The domain represents the solution to a business problem. It includes all the code necessary to implement and solve that problem; without relying too heavily on third party or framework code. It should be (ideally) framework agnostic and be portable to other frameworks if they prove to be a better fit with a minimum of modifications to the core domain classes. i.e. you do not couple to a framework validator or service container and avoid injecting implementations but use interfaces instead.
The domain is typically discovered during the project setup with discussions with the main stakeholders and domain experts - the people who really know and understand how the business operates. That information is then used to create the software solution. The most important aspect of this is the language that is discovered that allows all people to effectively communicate and know what is meant by specific terms. The language is not set in stone and changes over time as knowledge is gained or the processes are improved. It is important to keep these changes up-to-date and this includes the code itself.
This project suggests and has the following folder layout for the domain:
These are suggestions and you are free to change this up if you wish.
This project is centred around a Domain Driven Design approach, with Doctrine providing persistence for the main domain objects. These models are located in:
src/Domain/Models. All domain models should be located here, including enumerations, value objects, and other data centric models. Unlike standard Symfony projects, models should not contain Doctrine mapping annotations. Add these to the

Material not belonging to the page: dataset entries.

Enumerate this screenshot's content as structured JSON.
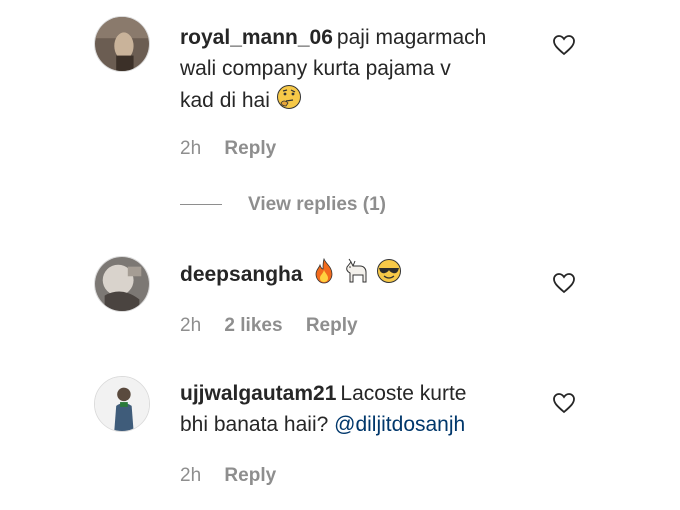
{
  "comments": [
    {
      "username": "royal_mann_06",
      "text_lines": [
        "paji magarmach",
        "wali company kurta pajama v",
        "kad di hai"
      ],
      "emoji": "thinking-face",
      "time": "2h",
      "reply_label": "Reply",
      "view_replies": "View replies (1)"
    },
    {
      "username": "deepsangha",
      "emojis": [
        "fire",
        "goat",
        "sunglasses-face"
      ],
      "time": "2h",
      "likes": "2 likes",
      "reply_label": "Reply"
    },
    {
      "username": "ujjwalgautam21",
      "text_line1": "Lacoste kurte",
      "text_line2": "bhi banata haii?",
      "mention": "@diljitdosanjh",
      "time": "2h",
      "reply_label": "Reply"
    }
  ],
  "colors": {
    "text": "#262626",
    "secondary": "#8e8e8e",
    "mention": "#00376b"
  }
}
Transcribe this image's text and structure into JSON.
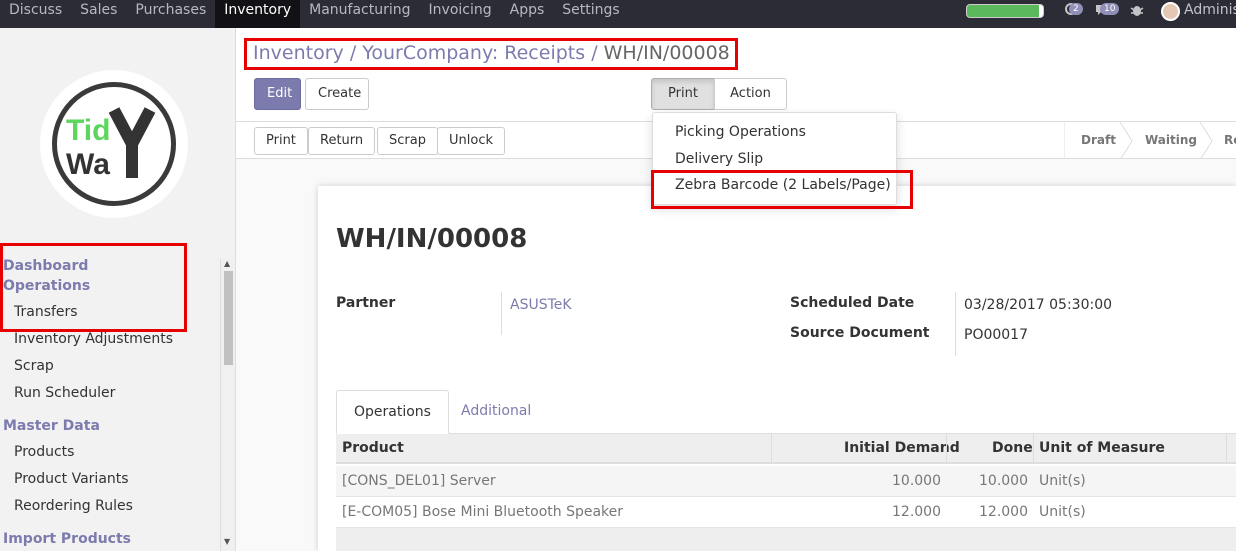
{
  "topbar": {
    "menu": [
      "Discuss",
      "Sales",
      "Purchases",
      "Inventory",
      "Manufacturing",
      "Invoicing",
      "Apps",
      "Settings"
    ],
    "active_menu": "Inventory",
    "activity_count": "2",
    "messages_count": "10",
    "user_name": "Adminis",
    "progress_fraction": 0.95
  },
  "sidebar": {
    "logo_text": [
      "Tid",
      "WaY"
    ],
    "sections": [
      {
        "label": "Dashboard",
        "items": []
      },
      {
        "label": "Operations",
        "items": [
          "Transfers",
          "Inventory Adjustments",
          "Scrap",
          "Run Scheduler"
        ]
      },
      {
        "label": "Master Data",
        "items": [
          "Products",
          "Product Variants",
          "Reordering Rules"
        ]
      },
      {
        "label": "Import Products",
        "items": []
      }
    ]
  },
  "breadcrumb": {
    "items": [
      "Inventory",
      "YourCompany: Receipts"
    ],
    "separator": "/",
    "current": "WH/IN/00008"
  },
  "buttons": {
    "edit": "Edit",
    "create": "Create",
    "print": "Print",
    "action": "Action"
  },
  "print_menu": [
    "Picking Operations",
    "Delivery Slip",
    "Zebra Barcode (2 Labels/Page)"
  ],
  "statusbar": {
    "buttons": [
      "Print",
      "Return",
      "Scrap",
      "Unlock"
    ],
    "stages": [
      "Draft",
      "Waiting",
      "Re"
    ]
  },
  "form": {
    "title": "WH/IN/00008",
    "partner_label": "Partner",
    "partner_value": "ASUSTeK",
    "scheduled_label": "Scheduled Date",
    "scheduled_value": "03/28/2017 05:30:00",
    "source_label": "Source Document",
    "source_value": "PO00017"
  },
  "tabs": [
    "Operations",
    "Additional Info"
  ],
  "table": {
    "columns": [
      "Product",
      "Initial Demand",
      "Done",
      "Unit of Measure"
    ],
    "rows": [
      [
        "[CONS_DEL01] Server",
        "10.000",
        "10.000",
        "Unit(s)"
      ],
      [
        "[E-COM05] Bose Mini Bluetooth Speaker",
        "12.000",
        "12.000",
        "Unit(s)"
      ]
    ]
  },
  "colors": {
    "brand": "#7c7bad",
    "navbar": "#2c2c36",
    "highlight": "#e60000"
  }
}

config/mappings folder in a separate folder (default is
Your models should focus on the domain "state" and how various actions should be applied to it. This means enforcing valid state changes i.e.: you do not need getters and setters. In fact you should avoid adding these as the role of the models is to manage the state and not provide an API to query that state. Essentially your models represent the write operations. In many cases these will use value-objects and enumerables to ensure valid data is passed to the domain at all times. When using simple scalars, strict-types should be enabled and all scalar type hints used.
Within your domain models there will be some that are key and are accessed externally. These are likely to be your aggregate roots. Each aggregate root should raise appropriate domain events after each critical state transition. A doctrine listener is pre-enabled to listen for and propagate the domain events to the pre-configured RabbitMQ fan-out exchange (note that at the time of writing php-amqp is not yet available for PHP 8). Examples of aggregate roots may include User, Account, Order etc. however it will depend on your domain.
In general your domain models will follow the business concepts and use terminology that is familiar to the business. For example: if creating a service for the sales team, and they work with "leads" then your domain should have a "Lead" model and it should have whatever properties they consider to be important. The sales team should be able to look at the code and at least grasp the names and concepts that it expresses.
Services should contain classes that interact with the domain or provide additional support to the code domain models e.g.: transformations, or translations between data types / formats. Repositories are part of the domain services. A key idea though: is that the domain services are not dependent on framework code. They are standalone, and encapsulated - just like the models.
For example a currency converter could be a domain service; or an authenticator that checks if an object is accessible by another object based on domain rules (not framework rules).
Each aggregate root should have a Repository service defined for it. This should be an interface that then receives a Persistence implementation. The interface should be kept as simple as possible, typically:
- find(Uuid $id): Object
- store(Object $object): bool
- destroy(Object $object): bool
The interface should be coded to a specific object type. Under the hood this may use Doctrine ObjectManager to persist and delete objects.
Note that it is not necessary to call
->flush() as a command bus should be used that includes DB transaction wrapping. However: if you do need to persist data outside of the commands, then you would need to either manage your EntityManager directly, or add the flush call to the repository.